A master’s degree is NOT a good way to simply upskill in an area. If you’re looking to gain more skills, such as in project management or AI or data science, you may be better off with a skills-based certificate program, online course or program, or boot camp, than a full master’s degree.
What’s a good time in my career to do an advanced degree?
If you’ve worked for a few years after completing an undergrad, learned a bit about what you’re good at, what kind of work you like and want to do more of, and built experience doing relevant work, it might be a good time to pursue a Master’s degree.
I don’t recommend doing a master’s if you’re 1 year or less out of your undergrad program, or if you’re not exactly sure what the masters will do for you and your career.

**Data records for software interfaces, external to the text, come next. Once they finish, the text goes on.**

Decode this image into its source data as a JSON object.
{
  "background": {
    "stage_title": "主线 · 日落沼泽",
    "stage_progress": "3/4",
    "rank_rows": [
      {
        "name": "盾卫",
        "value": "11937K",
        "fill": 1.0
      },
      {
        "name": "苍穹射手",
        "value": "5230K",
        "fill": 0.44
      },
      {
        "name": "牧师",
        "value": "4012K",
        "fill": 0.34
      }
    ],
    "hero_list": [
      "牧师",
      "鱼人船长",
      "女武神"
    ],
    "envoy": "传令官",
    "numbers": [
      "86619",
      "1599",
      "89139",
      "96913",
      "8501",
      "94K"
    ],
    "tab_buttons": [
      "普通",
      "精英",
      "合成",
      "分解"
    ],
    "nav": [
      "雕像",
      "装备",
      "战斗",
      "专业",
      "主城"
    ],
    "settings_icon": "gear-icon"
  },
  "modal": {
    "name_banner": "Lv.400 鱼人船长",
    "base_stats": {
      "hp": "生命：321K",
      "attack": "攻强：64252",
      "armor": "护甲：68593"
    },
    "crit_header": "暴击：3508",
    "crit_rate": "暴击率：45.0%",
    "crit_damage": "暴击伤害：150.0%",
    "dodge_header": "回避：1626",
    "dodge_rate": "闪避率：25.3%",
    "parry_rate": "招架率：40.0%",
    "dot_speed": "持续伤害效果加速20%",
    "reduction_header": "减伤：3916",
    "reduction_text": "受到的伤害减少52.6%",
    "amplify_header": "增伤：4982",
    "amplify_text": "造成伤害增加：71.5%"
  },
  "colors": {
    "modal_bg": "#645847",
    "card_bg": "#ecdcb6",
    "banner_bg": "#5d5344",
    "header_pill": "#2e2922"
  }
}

It’s a very expensive and time-consuming undertaking to be exploratory, so it’s much better to explore first, before committing to a full program.
Should I do an MBA, a subject-matter degree like data science or statistics, or a PhD?
For professionals in tech who want to stay in tech, these are the three common types of degrees that may be helpful in advancing your career.
An MBA or management or business-based masters’ program will be beneficial if you aspire to work in management. You could choose a general MBA or an industry-based version, such as one that specializes in technology management or healthcare management, etc. If you don’t have an interest in management, I don’t necessarily recommend an MBA, it’s typically the most expensive type of degree and usually doesn’t have a lot of subject-matter value to tech skills.
On the other hand, if you’d like to be an entrepreneur and run your own company, an MBA may be useful. However, ensure you choose a program that specializes in producing founders or entrepreneurs and not just general business management. (One frequent criticism of MBA programs is they’re not very relevant to small or early-stage companies).
A subject matter degree such as a master’s in Data Science, Analytics, Economics, or Statistics may be useful if you want to work on deeper projects in your field. Or have subject matter expert status on technology projects and programs, but don’t necessarily aspire to the management of organizations or people.
It’s certainly possible to move into management after an advanced subject-based degree, but these programs won’t have the business insights associated with management positions. Instead, these degrees are great for deepening subject matter expertise in a technology-related discipline.
A PhD would provide very similar career benefits to the subject-matter expertise Masters, with a few other possible benefits. PhDs will enable and encourage research and publication, which can further advance your professional profile as a subject-matter expert. You could also teach courses in addition to your work, which can be a rewarding way to enhance your career, give back to your field, and fill out your professional profile. If you absolutely love the idea of a deep dive into a particular area of technology, or if the benefits of research, publication or teaching appeal to you, a Ph.D. could be an excellent alternative to a subject-matter masters program. As an additional benefit, PhD programs are often fully funded, therefore circumventing the need for any costly loans.
Are there other options that I should think about besides a Master’s Degree?
A skill-based education program, certificate program, or boot camp, would be useful if you want to get a specific certification (such as project management or a security certification), and is often less expensive than a full master’s degree. Think of these programs as the way to gain essential or specific skills for your job. Whereas the master’s programs focus on deepening your knowledge base in a particular area, with the option to practice some skill-building on top. Skill-focused education programs or boot camps can range in cost from a few hundred dollars to several thousand. Before you choose one, consider your career goals and find the program that aligns most with what you’re hoping to achieve!
If you have additional questions related to financing a master’s degree, what type of program to choose, or help in articulating your career goals, please don’t hesitate to contact me at careerjanet.com!